-- Data follows --

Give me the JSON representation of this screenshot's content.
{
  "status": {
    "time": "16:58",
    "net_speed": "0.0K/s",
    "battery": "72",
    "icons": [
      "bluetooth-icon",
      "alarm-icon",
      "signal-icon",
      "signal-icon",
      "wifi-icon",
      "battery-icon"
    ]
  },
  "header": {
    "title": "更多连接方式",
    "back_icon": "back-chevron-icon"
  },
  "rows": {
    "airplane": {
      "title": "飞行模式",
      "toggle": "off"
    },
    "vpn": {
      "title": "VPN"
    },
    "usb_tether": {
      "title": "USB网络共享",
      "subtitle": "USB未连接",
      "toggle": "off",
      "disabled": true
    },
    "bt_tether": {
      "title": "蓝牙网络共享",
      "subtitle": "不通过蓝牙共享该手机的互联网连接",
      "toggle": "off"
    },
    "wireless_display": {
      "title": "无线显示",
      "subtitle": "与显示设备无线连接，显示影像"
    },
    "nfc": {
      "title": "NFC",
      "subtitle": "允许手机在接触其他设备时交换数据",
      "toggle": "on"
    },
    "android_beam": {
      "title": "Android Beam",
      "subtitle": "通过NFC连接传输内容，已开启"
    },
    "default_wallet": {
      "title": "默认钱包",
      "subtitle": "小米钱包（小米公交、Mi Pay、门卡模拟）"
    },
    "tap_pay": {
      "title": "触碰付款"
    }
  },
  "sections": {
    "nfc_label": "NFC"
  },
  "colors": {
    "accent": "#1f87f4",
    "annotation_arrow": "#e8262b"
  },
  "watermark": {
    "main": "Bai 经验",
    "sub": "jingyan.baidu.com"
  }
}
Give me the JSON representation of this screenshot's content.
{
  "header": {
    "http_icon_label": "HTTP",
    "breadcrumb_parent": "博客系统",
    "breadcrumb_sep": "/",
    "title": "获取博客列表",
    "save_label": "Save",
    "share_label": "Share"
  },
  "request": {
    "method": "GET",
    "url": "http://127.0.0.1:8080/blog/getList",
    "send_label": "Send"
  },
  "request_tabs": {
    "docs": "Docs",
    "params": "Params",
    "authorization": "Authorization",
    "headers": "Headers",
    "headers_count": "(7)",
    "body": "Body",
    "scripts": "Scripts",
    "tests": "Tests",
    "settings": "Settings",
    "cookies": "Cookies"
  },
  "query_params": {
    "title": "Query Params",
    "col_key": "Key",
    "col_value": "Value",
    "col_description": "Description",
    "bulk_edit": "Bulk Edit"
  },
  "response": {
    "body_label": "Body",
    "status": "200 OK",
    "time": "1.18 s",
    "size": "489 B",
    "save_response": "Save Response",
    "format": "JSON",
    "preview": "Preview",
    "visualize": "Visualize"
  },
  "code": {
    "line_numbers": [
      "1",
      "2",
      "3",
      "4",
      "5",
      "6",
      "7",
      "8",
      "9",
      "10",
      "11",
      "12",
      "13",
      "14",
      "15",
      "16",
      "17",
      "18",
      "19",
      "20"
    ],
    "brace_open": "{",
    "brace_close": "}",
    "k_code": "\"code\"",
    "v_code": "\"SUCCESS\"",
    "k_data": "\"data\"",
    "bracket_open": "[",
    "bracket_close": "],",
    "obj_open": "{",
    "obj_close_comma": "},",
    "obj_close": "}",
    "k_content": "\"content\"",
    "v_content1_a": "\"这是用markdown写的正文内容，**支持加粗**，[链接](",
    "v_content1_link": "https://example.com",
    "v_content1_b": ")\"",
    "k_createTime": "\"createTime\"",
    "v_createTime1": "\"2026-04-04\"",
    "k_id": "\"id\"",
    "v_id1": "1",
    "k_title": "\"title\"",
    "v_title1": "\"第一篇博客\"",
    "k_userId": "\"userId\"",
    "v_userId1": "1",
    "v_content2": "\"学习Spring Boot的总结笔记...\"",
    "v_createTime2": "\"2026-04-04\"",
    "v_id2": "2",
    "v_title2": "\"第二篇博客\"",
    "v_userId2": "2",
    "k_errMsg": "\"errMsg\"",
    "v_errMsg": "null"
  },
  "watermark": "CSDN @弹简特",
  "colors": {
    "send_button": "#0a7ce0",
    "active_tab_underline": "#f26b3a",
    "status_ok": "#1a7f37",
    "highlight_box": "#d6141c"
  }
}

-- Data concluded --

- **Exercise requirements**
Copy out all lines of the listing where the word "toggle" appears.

- **Answer**
      "toggle": "off"
      "toggle": "off",
      "toggle": "off"
      "toggle": "on"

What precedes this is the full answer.